|Cooperative Classification||G07C5/008, G07C9/00309|
|European Classification||G07C9/00E4, G07C5/00T|
|Jul 18, 2008||AS||Assignment|
Owner name: DELPHI TECHNOLOGIES, INC., MICHIGAN
Free format text: ASSIGNMENT OF ASSIGNORS INTEREST;ASSIGNORS:SULTAN, MICHEL F.;PARTIN, DALE L.;TIEMAN, CRAIG A.;AND OTHERS;REEL/FRAME:021336/0200;SIGNING DATES FROM 20080708 TO 20080715
Owner name: DELPHI TECHNOLOGIES, INC., MICHIGAN
Free format text: ASSIGNMENT OF ASSIGNORS INTEREST;ASSIGNORS:SULTAN, MICHEL F.;PARTIN, DALE L.;TIEMAN, CRAIG A.;AND OTHERS;SIGNING DATES FROM 20080708 TO 20080715;REEL/FRAME:021336/0200

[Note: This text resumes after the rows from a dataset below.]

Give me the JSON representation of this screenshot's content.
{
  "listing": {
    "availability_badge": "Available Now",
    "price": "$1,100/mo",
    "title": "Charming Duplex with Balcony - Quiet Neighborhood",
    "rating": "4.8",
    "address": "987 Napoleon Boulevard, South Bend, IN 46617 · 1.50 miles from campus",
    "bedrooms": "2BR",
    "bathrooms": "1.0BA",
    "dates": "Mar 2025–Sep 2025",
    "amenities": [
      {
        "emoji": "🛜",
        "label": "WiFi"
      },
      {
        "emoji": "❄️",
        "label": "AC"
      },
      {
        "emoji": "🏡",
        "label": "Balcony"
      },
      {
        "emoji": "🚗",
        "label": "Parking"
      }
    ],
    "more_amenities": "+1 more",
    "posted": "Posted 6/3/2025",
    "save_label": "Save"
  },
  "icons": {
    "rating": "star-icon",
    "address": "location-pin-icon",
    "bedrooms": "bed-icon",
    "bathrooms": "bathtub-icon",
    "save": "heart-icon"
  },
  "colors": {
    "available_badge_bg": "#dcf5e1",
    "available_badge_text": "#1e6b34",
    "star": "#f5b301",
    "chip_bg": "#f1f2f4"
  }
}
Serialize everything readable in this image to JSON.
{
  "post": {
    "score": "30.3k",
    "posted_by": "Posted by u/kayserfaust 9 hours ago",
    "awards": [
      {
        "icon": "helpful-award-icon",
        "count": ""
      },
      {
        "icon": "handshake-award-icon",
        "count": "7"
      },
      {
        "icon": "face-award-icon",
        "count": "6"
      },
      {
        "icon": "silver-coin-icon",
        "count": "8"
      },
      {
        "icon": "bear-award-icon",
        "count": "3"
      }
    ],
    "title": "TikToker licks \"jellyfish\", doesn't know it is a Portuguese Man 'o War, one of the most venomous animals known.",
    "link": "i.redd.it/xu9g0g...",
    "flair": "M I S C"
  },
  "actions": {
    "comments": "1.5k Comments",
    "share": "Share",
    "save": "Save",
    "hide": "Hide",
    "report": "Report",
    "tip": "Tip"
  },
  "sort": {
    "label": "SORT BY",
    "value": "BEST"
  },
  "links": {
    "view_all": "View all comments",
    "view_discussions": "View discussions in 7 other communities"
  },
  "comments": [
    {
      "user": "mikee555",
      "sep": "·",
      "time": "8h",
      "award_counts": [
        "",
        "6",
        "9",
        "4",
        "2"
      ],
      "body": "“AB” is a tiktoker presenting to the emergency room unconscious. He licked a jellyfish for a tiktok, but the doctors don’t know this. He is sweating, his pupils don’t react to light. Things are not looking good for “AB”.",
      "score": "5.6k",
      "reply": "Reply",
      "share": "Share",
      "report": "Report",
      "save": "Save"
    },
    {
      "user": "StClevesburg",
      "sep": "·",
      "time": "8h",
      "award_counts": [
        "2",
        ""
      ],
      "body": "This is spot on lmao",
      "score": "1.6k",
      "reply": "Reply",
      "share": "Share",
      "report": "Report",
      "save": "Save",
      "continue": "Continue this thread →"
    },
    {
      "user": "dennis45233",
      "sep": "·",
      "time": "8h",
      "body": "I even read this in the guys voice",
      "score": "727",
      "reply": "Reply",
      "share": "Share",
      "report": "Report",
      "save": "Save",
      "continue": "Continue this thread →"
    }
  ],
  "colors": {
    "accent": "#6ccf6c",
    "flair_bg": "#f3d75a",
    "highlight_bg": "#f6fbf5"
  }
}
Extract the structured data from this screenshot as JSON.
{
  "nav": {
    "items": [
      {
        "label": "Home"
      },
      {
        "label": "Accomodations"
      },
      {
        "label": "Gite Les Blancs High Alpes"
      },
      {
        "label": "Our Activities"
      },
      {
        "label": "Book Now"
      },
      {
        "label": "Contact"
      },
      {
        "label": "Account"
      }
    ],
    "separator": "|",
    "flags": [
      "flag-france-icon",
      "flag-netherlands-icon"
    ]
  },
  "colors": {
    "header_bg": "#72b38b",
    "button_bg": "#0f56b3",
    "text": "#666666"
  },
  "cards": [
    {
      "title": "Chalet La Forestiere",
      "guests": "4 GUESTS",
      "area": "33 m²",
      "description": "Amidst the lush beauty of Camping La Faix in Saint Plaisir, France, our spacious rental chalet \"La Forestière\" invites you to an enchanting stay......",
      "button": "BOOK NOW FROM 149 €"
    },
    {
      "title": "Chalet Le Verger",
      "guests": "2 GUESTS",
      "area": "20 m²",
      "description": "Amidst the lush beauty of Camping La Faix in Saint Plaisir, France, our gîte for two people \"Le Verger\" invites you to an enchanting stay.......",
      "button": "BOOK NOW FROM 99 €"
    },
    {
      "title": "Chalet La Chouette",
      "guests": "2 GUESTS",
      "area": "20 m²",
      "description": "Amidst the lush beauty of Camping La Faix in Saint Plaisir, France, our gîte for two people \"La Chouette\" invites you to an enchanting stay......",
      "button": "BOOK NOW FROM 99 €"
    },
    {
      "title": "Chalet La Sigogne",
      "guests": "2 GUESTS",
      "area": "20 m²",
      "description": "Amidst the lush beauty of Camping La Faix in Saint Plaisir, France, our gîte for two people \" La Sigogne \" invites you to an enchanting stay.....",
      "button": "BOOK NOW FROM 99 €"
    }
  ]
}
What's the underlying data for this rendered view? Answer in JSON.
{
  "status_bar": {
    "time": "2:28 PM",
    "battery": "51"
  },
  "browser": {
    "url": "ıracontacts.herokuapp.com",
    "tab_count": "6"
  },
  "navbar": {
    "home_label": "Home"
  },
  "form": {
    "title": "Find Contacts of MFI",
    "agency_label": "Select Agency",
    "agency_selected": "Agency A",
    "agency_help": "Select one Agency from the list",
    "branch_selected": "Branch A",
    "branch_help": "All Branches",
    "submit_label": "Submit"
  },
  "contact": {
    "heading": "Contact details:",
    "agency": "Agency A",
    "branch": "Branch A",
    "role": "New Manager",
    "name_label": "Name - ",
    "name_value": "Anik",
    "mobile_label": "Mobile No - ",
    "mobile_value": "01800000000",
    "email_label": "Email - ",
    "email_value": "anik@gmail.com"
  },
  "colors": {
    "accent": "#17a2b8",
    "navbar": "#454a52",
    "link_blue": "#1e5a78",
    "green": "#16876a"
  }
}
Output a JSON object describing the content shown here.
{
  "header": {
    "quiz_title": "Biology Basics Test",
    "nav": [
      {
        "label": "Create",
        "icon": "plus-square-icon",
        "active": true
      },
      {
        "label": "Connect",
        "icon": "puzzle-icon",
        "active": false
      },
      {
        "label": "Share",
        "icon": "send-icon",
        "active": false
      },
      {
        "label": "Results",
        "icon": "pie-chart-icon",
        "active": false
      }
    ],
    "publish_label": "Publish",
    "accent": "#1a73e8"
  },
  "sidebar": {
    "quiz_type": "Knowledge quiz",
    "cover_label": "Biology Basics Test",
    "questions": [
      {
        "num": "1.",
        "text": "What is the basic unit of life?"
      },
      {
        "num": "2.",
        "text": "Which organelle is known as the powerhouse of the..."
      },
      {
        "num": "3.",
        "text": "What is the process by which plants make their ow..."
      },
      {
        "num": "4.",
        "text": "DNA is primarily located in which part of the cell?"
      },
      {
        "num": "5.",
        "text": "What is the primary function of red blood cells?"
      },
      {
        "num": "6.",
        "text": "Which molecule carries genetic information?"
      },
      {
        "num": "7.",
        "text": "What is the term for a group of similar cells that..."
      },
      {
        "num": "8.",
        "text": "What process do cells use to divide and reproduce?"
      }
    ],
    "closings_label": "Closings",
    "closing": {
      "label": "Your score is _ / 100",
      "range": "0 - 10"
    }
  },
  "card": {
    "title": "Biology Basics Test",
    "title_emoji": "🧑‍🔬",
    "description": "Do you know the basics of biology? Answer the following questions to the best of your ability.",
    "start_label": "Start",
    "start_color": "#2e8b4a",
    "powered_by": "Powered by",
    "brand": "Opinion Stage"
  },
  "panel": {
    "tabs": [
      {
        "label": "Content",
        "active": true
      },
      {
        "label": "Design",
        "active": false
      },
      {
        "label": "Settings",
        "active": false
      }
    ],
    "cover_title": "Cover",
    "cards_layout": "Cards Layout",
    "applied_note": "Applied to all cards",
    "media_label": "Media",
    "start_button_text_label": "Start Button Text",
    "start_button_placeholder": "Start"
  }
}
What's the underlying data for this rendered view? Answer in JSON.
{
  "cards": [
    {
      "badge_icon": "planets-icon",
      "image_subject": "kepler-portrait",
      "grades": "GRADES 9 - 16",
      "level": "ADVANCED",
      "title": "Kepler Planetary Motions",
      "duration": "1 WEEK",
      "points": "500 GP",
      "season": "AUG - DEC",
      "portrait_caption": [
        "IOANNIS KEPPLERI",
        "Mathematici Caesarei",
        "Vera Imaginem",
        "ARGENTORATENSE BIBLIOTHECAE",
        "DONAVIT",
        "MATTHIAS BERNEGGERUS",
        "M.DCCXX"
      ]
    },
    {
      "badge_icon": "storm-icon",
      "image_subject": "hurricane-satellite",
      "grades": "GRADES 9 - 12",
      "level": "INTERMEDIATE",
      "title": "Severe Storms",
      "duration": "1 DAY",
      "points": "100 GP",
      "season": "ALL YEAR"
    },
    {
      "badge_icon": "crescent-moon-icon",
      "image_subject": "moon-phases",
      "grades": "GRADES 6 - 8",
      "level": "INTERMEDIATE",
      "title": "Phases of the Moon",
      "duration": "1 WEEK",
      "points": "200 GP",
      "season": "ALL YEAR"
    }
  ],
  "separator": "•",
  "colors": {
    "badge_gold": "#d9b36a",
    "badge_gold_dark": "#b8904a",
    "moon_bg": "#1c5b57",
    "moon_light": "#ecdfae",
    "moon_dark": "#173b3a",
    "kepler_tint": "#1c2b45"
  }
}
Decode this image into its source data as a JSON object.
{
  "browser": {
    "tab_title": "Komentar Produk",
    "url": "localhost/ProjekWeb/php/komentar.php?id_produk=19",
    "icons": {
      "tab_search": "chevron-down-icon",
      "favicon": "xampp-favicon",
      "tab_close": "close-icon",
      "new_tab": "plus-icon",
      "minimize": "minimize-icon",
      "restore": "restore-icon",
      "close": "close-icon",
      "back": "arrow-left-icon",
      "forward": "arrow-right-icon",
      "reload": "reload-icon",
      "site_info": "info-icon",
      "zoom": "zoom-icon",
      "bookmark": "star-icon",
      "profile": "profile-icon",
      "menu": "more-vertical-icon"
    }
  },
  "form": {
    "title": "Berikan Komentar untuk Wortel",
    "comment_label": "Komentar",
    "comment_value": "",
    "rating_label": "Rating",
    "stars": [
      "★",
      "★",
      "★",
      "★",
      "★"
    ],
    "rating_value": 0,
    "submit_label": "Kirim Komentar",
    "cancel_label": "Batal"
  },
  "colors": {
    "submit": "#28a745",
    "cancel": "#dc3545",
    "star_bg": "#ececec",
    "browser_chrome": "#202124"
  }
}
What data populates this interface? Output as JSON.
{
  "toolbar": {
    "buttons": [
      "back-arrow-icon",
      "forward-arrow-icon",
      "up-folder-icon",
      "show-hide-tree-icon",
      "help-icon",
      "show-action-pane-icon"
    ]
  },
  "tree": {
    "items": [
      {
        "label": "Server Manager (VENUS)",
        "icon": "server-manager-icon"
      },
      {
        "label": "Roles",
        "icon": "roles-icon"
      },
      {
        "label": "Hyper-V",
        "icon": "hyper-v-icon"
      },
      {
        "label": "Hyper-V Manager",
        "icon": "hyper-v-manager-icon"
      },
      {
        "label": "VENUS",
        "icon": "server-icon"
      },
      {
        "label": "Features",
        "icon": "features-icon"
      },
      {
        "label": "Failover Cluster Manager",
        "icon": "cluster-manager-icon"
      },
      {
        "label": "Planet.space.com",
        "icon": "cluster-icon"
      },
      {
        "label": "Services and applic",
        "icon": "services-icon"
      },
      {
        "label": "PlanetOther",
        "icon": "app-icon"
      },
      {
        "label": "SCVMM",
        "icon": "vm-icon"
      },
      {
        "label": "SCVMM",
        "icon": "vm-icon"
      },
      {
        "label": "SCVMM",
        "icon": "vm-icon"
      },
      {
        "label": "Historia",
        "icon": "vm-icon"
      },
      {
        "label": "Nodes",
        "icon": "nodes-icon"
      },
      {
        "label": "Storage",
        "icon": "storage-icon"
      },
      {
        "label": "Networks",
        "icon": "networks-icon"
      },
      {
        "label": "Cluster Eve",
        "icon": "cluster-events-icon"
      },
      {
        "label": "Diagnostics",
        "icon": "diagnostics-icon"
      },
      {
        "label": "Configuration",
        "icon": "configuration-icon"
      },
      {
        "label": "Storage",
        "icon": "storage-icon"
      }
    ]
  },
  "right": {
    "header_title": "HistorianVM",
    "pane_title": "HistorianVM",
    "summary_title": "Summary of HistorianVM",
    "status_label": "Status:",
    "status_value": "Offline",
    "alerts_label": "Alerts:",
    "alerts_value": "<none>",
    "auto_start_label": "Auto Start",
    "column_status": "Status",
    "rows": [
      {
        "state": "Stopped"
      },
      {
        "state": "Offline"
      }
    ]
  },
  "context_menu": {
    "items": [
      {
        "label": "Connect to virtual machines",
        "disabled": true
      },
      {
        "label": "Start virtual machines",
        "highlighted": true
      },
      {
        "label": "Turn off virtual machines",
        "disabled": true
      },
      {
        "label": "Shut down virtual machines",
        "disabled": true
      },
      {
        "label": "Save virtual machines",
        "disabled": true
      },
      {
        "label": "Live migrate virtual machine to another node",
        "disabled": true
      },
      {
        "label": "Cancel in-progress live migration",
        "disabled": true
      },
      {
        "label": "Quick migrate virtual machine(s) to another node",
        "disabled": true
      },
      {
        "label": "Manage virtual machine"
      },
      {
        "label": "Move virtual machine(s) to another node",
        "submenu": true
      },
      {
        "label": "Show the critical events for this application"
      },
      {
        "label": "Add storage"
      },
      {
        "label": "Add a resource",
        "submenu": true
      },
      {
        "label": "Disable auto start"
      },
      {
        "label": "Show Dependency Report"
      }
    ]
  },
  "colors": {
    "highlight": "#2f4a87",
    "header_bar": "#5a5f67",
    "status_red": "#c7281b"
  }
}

|Apr 28, 2014||FPAY||Fee payment|
Year of fee payment: 4
|Jun 30, 2014||AS||Assignment|
Owner name: SAMSUNG ELECTRONICS CO., LTD., KOREA, REPUBLIC OF
Free format text: ASSIGNMENT OF ASSIGNORS INTEREST;ASSIGNOR:DELPHI TECHNOLOGIES, INC.;REEL/FRAME:033213/0132
Effective date: 20140624